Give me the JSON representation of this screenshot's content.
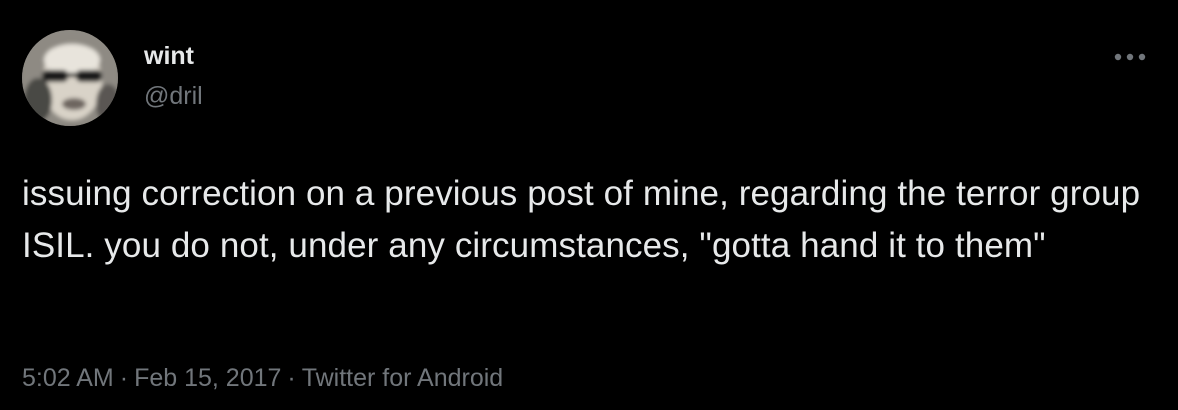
{
  "author": {
    "display_name": "wint",
    "handle": "@dril",
    "avatar_icon": "avatar-photo"
  },
  "tweet": {
    "text": "issuing correction on a previous post of mine, regarding the terror group ISIL. you do not, under any circumstances, \"gotta hand it to them\""
  },
  "meta": {
    "time": "5:02 AM",
    "separator": "·",
    "date": "Feb 15, 2017",
    "source": "Twitter for Android"
  },
  "icons": {
    "more": "more-horizontal-icon"
  },
  "colors": {
    "background": "#000000",
    "primary_text": "#e7e9ea",
    "secondary_text": "#71767b"
  }
}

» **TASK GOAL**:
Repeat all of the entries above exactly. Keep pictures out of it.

» **EXERCISE ANSWER**:
Give me the JSON representation of this screenshot's content.
{
  "author": {
    "display_name": "wint",
    "handle": "@dril",
    "avatar_icon": "avatar-photo"
  },
  "tweet": {
    "text": "issuing correction on a previous post of mine, regarding the terror group ISIL. you do not, under any circumstances, \"gotta hand it to them\""
  },
  "meta": {
    "time": "5:02 AM",
    "separator": "·",
    "date": "Feb 15, 2017",
    "source": "Twitter for Android"
  },
  "icons": {
    "more": "more-horizontal-icon"
  },
  "colors": {
    "background": "#000000",
    "primary_text": "#e7e9ea",
    "secondary_text": "#71767b"
  }
}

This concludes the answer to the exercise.